- ABOUT THIS EXERCISE -
Work out how many lines of the data contain "request" and reply with that number alone.

- GIVEN RECORDS -
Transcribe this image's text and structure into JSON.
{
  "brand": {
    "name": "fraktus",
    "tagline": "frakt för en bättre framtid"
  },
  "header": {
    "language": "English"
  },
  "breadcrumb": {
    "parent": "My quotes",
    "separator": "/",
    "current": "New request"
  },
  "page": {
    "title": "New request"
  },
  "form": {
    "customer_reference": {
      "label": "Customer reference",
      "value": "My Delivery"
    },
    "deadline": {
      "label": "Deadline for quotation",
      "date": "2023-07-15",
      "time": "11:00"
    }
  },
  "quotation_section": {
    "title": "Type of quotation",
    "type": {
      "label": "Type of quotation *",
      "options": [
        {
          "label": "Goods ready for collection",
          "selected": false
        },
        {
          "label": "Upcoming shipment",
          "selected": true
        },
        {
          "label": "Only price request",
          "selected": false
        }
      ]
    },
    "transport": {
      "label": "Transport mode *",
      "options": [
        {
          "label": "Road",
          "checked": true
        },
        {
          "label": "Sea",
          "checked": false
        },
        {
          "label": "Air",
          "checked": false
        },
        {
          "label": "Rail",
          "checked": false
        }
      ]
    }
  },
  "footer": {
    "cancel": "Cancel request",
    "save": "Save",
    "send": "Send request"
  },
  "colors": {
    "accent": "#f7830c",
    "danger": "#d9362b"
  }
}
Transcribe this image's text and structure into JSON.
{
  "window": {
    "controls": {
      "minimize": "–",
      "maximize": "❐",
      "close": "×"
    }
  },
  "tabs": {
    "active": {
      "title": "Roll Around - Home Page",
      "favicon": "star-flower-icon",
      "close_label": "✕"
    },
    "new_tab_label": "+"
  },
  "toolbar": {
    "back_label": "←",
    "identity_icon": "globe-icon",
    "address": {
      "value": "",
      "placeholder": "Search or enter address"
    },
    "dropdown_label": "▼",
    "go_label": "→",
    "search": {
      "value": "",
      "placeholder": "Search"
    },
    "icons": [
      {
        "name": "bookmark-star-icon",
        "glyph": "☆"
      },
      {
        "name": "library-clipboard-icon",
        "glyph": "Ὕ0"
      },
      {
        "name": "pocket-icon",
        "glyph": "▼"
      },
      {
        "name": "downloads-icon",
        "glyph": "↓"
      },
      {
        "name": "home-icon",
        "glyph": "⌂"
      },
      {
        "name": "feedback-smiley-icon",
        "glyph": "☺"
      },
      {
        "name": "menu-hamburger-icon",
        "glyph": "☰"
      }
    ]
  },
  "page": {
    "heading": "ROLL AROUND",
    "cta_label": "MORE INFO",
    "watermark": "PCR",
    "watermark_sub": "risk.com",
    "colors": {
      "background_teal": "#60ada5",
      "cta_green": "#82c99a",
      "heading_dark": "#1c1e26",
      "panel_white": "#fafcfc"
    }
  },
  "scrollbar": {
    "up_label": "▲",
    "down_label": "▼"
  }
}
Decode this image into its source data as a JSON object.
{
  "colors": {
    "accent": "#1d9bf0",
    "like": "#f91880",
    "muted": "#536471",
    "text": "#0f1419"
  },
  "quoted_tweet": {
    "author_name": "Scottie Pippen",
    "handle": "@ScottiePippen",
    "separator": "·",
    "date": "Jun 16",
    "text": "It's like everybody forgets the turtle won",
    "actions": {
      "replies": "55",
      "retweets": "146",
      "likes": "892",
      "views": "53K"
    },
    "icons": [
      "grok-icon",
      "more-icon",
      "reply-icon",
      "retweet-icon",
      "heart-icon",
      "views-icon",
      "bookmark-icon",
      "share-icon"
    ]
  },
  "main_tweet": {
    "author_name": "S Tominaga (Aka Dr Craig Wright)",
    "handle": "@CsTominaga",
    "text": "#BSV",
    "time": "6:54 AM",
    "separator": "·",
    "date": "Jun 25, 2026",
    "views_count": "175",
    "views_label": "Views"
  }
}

- RESULT OF THE EXERCISE -
5